Component data from apps and pages:
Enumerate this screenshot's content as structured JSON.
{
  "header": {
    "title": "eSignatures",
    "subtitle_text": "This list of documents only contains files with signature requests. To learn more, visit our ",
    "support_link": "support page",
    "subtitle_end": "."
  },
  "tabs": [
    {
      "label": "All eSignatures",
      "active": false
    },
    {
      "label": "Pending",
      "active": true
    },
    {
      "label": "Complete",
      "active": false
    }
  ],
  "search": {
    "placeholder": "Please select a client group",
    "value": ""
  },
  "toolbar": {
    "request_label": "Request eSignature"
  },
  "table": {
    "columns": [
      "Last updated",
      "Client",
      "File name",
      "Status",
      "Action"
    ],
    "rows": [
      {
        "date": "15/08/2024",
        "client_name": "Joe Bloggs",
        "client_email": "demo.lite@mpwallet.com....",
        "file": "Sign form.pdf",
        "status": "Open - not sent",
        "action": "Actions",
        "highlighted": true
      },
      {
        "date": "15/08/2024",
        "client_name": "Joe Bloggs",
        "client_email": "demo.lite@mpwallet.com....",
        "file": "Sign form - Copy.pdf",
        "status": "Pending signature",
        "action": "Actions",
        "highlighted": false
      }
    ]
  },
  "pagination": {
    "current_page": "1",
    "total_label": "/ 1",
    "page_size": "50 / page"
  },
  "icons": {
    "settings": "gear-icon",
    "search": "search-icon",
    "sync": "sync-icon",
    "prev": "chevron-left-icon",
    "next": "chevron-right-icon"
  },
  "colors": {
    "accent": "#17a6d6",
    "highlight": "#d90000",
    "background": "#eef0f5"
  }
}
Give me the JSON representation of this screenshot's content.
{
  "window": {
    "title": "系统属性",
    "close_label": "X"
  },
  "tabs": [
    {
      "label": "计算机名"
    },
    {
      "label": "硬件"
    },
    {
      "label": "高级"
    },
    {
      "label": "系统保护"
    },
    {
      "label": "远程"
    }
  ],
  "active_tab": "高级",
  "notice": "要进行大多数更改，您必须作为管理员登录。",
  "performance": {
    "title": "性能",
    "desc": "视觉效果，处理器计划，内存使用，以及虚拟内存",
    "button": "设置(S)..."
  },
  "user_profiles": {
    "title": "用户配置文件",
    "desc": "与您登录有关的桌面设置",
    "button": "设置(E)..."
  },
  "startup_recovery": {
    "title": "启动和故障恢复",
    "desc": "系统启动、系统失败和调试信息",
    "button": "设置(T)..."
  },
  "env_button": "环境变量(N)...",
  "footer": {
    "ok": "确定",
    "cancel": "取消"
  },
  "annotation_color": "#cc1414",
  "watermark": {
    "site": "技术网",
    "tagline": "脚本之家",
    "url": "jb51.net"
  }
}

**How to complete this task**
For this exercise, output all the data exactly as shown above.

**Answer below**
Enumerate this screenshot's content as structured JSON.
{
  "header": {
    "title": "eSignatures",
    "subtitle_text": "This list of documents only contains files with signature requests. To learn more, visit our ",
    "support_link": "support page",
    "subtitle_end": "."
  },
  "tabs": [
    {
      "label": "All eSignatures",
      "active": false
    },
    {
      "label": "Pending",
      "active": true
    },
    {
      "label": "Complete",
      "active": false
    }
  ],
  "search": {
    "placeholder": "Please select a client group",
    "value": ""
  },
  "toolbar": {
    "request_label": "Request eSignature"
  },
  "table": {
    "columns": [
      "Last updated",
      "Client",
      "File name",
      "Status",
      "Action"
    ],
    "rows": [
      {
        "date": "15/08/2024",
        "client_name": "Joe Bloggs",
        "client_email": "demo.lite@mpwallet.com....",
        "file": "Sign form.pdf",
        "status": "Open - not sent",
        "action": "Actions",
        "highlighted": true
      },
      {
        "date": "15/08/2024",
        "client_name": "Joe Bloggs",
        "client_email": "demo.lite@mpwallet.com....",
        "file": "Sign form - Copy.pdf",
        "status": "Pending signature",
        "action": "Actions",
        "highlighted": false
      }
    ]
  },
  "pagination": {
    "current_page": "1",
    "total_label": "/ 1",
    "page_size": "50 / page"
  },
  "icons": {
    "settings": "gear-icon",
    "search": "search-icon",
    "sync": "sync-icon",
    "prev": "chevron-left-icon",
    "next": "chevron-right-icon"
  },
  "colors": {
    "accent": "#17a6d6",
    "highlight": "#d90000",
    "background": "#eef0f5"
  }
}
Give me the JSON representation of this screenshot's content.
{
  "window": {
    "title": "系统属性",
    "close_label": "X"
  },
  "tabs": [
    {
      "label": "计算机名"
    },
    {
      "label": "硬件"
    },
    {
      "label": "高级"
    },
    {
      "label": "系统保护"
    },
    {
      "label": "远程"
    }
  ],
  "active_tab": "高级",
  "notice": "要进行大多数更改，您必须作为管理员登录。",
  "performance": {
    "title": "性能",
    "desc": "视觉效果，处理器计划，内存使用，以及虚拟内存",
    "button": "设置(S)..."
  },
  "user_profiles": {
    "title": "用户配置文件",
    "desc": "与您登录有关的桌面设置",
    "button": "设置(E)..."
  },
  "startup_recovery": {
    "title": "启动和故障恢复",
    "desc": "系统启动、系统失败和调试信息",
    "button": "设置(T)..."
  },
  "env_button": "环境变量(N)...",
  "footer": {
    "ok": "确定",
    "cancel": "取消"
  },
  "annotation_color": "#cc1414",
  "watermark": {
    "site": "技术网",
    "tagline": "脚本之家",
    "url": "jb51.net"
  }
}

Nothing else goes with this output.